Types of Food in Ancient Egypt
Ancient Egyptian Foods for Kings
King's extravagant feasts in ancient Egypt, which served as a symbol of their high social rank, included meats, fruits, vegetables, and honey cakes, along with the best wines. The simpler foods the commoners ate, such as bread, fish, beans, onions, garlic, and soupy beer, stand in sharp contrast to this. Pharaohs and nobles enjoyed lavish feasts and engaged in symbolic pursuits like hunting, fishing, and fowling, which are frequently shown on temple walls and tombs to emphasize their supremacy. From bunnies to lions, they sought a wide range of prey. A well-known illustration is Tutankhamun's bird-hunting excursion in the Nile Delta, which included leather archer's braces and concealed bows, as well as a vulture flying overhead to symbolize the ritual's importance and highlight the magnificence of Egyptian aristocracy.
Exploring ancient Egyptian cuisine provides a unique glimpse into a captivating civilization
Ancient Egypt Food for Gods at the Temples

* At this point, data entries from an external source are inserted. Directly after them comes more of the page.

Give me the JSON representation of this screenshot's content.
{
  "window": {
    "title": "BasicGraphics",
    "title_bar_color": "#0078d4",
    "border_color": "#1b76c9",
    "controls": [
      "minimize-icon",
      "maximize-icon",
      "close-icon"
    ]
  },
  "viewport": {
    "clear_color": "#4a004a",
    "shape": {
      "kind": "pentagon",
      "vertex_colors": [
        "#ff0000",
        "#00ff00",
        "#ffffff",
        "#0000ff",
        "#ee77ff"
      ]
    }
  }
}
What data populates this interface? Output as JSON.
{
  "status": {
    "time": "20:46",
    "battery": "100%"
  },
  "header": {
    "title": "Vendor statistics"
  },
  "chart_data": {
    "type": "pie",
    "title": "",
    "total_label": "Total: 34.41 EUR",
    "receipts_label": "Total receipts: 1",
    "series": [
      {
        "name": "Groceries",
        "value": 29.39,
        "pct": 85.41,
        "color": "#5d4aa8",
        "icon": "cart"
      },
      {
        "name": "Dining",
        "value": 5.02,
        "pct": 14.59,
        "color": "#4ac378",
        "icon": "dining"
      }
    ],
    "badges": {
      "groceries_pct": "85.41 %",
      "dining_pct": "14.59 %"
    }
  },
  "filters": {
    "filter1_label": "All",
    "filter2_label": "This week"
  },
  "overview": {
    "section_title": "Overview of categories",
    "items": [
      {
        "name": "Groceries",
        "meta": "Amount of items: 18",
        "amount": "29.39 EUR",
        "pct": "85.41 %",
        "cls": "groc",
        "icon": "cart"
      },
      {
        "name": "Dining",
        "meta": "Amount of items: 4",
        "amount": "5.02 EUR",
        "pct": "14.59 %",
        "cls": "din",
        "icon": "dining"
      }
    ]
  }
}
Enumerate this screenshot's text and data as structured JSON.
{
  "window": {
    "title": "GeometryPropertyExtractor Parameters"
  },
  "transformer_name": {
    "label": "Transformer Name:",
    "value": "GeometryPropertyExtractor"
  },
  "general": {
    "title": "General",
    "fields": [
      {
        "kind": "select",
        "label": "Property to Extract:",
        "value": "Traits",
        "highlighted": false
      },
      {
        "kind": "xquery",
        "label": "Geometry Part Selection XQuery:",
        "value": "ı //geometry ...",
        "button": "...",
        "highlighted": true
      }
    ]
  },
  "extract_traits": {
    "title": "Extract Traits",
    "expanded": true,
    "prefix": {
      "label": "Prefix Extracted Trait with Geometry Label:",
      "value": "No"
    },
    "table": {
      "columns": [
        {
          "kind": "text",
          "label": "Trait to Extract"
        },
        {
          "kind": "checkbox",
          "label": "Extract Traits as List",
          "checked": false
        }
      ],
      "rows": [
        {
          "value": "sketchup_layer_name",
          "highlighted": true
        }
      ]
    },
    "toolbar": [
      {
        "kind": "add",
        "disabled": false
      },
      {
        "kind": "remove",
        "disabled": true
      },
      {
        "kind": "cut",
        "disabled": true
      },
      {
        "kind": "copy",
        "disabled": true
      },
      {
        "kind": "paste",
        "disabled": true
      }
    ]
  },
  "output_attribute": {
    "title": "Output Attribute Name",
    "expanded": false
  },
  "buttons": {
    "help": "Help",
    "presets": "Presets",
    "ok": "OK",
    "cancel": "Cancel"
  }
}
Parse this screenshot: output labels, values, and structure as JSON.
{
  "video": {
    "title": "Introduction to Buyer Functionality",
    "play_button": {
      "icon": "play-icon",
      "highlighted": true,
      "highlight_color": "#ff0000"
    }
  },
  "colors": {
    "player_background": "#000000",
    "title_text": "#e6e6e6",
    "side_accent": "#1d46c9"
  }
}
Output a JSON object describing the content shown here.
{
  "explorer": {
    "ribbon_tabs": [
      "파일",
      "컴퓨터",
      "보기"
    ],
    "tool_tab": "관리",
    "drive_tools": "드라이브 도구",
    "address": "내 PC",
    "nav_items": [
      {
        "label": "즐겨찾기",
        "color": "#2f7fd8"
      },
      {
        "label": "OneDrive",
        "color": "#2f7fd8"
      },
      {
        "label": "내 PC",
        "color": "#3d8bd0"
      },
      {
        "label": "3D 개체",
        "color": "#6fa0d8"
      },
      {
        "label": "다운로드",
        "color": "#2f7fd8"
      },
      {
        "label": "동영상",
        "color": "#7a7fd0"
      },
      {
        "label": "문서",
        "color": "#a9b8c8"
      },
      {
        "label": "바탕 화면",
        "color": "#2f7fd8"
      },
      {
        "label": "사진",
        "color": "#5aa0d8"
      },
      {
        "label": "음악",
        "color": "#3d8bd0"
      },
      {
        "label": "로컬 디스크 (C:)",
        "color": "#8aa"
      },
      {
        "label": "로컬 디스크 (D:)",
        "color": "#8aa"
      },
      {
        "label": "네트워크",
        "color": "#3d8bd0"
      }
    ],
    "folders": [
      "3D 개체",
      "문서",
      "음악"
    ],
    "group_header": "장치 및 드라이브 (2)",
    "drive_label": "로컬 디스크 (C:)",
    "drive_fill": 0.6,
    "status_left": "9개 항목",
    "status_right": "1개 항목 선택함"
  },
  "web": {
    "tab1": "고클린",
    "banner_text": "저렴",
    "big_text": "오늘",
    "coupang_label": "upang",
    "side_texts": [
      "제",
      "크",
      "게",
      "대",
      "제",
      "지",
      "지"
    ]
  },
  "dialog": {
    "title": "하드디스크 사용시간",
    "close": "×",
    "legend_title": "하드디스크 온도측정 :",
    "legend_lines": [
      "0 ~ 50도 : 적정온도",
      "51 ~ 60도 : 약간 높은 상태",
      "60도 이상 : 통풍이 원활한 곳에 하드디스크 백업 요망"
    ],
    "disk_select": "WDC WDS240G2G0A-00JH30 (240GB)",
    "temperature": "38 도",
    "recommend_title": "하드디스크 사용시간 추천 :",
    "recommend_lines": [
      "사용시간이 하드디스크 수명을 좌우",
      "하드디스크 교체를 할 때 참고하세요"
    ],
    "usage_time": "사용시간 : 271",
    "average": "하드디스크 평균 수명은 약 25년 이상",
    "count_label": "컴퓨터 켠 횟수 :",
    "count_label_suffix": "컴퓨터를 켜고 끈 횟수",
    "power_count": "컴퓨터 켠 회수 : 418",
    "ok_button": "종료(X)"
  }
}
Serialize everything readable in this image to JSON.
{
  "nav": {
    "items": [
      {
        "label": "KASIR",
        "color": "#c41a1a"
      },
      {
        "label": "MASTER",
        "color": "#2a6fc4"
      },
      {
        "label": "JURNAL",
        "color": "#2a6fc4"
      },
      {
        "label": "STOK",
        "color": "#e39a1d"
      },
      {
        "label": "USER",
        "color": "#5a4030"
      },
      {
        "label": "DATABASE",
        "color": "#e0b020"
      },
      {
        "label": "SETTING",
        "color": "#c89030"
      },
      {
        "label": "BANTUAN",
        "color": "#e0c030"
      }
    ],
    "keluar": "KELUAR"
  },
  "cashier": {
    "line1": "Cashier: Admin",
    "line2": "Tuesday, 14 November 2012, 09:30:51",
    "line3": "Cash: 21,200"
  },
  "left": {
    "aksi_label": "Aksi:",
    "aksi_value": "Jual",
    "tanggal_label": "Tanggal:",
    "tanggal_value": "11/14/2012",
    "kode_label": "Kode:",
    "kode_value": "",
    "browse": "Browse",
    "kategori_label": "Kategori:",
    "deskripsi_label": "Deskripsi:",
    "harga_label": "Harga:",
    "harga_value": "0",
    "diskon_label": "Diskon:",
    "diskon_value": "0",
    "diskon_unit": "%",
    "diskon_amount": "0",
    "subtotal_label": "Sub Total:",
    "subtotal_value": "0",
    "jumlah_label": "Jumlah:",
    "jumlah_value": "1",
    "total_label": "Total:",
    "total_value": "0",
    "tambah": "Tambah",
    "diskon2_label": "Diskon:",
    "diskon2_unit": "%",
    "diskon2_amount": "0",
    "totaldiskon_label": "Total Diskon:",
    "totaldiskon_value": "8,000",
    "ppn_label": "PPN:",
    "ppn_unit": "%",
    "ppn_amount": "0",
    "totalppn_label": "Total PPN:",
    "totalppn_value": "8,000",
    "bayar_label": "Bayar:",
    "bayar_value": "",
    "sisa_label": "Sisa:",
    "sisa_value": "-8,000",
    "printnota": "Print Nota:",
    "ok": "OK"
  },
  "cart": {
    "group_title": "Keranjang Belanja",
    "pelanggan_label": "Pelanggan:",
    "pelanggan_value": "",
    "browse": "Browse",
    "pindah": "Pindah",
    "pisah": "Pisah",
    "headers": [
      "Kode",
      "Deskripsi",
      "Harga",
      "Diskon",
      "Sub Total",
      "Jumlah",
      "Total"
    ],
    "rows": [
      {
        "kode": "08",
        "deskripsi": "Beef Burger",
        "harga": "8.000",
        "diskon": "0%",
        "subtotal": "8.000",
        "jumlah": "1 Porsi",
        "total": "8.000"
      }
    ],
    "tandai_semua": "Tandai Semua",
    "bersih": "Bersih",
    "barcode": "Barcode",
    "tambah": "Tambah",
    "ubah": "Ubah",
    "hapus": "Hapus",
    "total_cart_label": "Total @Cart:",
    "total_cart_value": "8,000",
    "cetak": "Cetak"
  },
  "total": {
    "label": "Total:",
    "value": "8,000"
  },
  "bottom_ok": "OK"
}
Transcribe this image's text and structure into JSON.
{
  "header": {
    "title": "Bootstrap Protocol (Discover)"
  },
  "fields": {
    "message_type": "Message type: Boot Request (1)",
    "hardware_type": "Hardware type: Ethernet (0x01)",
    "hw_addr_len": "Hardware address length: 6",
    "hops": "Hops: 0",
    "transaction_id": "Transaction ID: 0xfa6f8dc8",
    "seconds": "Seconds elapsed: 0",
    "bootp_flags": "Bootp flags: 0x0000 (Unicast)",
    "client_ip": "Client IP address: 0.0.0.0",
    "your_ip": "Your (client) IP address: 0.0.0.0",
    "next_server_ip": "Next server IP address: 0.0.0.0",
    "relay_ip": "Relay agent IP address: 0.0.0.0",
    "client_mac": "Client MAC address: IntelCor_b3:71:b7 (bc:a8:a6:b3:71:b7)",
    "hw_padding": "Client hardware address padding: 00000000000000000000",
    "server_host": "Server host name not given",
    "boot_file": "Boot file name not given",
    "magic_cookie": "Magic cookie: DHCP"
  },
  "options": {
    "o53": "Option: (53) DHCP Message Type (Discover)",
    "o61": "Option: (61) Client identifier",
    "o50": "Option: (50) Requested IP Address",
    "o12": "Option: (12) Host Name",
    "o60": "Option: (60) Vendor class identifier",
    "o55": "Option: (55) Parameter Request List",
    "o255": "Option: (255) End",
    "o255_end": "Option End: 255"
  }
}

In ancient Egypt, depictions on tomb and temple walls reveal the gods' preferred foods. Amun-Re, associated with fertility, favored vegetables and fresh flowers, reflecting the intriguing world of ancient Egyptian food. Hathor, the goddess of music and love, appreciated alcohol to calm her aggressive side. Horus, the child god, received milk as part of these ancient Egyptian food offerings. These exchanges were part of menus featuring cattle and gazelle roasts, ducks, game birds, various fruits and vegetables, bread, cake, beer, wine, and milk. These rituals gave rise to the concept of the "meal of the gods." Pharaohs, through priests, offered delicacies to appease the gods as part of daily rituals to maintain Egypt's divine order, known as MAAT.
Exploring ancient Egypt's culinary world offers us a unique perspective on the civilization that has captivated our imaginations for centuries. From the fertile banks of the Nile to the grand feasts of pharaohs, ancient Egyptian food and drink were integral parts of daily life, reflecting the rich cultural tapestry of this ancient land. As we savor the flavors and traditions of ancient Egyptian cuisine, we gain a deeper understanding of the people who once thrived along the banks of the mighty Nile, feasting like pharaohs and honoring the gods with every bite.
Ready to go exploring? Travel right away by applying for an Egypt e-visa! The time is now for spending some quality time learning more about the cuisine of ancient Egypt. The quickest option for all foreign visitors to enter Egypt without restriction is through an e-visa; however, not all nations are eligible to apply for this sort of visa, so be sure you are before you begin.